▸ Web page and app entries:

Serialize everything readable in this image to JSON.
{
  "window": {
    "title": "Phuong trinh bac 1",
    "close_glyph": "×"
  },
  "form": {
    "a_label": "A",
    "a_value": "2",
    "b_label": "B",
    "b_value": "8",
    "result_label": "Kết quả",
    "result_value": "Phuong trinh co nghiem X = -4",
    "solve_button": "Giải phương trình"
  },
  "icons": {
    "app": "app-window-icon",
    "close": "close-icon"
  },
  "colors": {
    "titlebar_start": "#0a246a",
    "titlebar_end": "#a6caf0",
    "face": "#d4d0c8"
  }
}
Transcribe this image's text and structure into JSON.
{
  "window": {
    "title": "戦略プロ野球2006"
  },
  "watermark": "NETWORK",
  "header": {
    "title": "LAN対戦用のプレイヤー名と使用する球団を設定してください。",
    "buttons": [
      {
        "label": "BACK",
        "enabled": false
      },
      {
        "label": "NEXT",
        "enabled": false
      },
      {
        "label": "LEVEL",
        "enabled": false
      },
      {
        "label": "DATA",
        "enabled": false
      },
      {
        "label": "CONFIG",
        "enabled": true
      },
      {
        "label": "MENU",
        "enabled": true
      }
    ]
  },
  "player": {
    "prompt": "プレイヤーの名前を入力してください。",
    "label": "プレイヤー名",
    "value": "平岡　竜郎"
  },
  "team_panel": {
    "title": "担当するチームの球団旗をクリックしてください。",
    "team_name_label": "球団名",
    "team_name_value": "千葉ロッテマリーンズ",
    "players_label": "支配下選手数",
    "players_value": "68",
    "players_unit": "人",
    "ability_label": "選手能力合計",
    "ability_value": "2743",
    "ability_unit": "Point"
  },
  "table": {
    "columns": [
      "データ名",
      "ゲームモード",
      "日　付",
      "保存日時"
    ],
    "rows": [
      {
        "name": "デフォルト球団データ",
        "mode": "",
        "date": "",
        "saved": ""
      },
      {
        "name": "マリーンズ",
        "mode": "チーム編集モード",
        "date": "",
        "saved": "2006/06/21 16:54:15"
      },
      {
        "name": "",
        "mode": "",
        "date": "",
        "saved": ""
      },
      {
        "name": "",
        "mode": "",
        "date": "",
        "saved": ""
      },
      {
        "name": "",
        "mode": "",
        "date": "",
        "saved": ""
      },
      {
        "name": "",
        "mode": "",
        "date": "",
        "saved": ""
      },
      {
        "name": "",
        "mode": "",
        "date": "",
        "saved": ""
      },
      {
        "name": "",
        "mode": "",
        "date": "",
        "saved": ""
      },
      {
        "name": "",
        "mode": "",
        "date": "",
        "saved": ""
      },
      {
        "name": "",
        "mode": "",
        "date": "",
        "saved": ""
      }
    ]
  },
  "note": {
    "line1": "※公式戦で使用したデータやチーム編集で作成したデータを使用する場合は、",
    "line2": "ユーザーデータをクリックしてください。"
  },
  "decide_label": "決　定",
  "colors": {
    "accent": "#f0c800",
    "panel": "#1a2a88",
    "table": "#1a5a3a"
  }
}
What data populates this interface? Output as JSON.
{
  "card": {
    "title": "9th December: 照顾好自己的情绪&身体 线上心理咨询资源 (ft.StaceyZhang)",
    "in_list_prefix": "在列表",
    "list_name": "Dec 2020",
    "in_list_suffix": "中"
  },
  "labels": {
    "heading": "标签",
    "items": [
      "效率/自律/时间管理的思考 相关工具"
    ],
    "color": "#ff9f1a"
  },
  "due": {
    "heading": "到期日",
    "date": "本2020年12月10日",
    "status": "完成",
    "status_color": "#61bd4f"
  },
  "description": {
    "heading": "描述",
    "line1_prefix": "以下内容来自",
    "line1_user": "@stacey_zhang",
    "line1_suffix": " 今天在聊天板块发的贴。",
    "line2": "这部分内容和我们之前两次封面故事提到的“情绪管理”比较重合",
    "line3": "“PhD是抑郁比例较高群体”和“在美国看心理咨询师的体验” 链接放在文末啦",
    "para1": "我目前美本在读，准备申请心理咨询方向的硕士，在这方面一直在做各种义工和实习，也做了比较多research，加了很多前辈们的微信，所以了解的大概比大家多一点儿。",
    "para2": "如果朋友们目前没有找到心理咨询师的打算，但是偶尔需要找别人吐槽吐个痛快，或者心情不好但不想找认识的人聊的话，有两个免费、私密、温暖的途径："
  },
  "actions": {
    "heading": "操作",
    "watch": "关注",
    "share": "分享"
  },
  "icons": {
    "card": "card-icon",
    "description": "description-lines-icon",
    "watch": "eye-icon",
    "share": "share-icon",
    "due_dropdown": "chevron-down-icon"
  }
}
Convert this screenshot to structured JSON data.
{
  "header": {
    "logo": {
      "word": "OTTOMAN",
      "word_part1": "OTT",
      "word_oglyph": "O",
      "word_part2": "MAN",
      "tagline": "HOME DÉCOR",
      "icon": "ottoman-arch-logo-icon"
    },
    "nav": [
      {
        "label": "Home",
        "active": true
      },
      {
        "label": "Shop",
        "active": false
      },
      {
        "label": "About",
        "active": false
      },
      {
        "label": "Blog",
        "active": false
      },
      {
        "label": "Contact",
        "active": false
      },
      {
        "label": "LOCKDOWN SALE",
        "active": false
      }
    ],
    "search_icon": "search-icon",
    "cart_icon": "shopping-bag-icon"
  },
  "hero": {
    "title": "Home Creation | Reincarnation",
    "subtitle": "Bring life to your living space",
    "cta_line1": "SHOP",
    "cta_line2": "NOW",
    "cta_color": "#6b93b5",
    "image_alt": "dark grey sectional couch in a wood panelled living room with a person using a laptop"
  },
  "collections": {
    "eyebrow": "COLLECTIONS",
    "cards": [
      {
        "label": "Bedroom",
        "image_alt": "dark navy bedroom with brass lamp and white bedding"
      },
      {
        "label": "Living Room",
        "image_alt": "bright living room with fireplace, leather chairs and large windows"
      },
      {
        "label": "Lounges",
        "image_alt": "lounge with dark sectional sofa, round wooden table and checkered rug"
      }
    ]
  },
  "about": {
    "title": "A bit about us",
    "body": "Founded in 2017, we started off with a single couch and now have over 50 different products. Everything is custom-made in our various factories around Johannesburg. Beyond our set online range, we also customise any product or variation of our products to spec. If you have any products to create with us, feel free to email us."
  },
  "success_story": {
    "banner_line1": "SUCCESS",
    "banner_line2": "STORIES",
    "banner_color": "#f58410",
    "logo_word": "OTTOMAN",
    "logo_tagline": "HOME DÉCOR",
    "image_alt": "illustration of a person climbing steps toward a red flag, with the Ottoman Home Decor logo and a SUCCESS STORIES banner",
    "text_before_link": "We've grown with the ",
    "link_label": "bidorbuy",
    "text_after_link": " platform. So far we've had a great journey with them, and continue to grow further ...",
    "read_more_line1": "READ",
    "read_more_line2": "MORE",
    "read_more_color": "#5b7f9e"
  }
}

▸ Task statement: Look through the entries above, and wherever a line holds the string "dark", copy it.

▸ Answer:
    "image_alt": "dark grey sectional couch in a wood panelled living room with a person using a laptop"
        "image_alt": "dark navy bedroom with brass lamp and white bedding"
        "image_alt": "lounge with dark sectional sofa, round wooden table and checkered rug"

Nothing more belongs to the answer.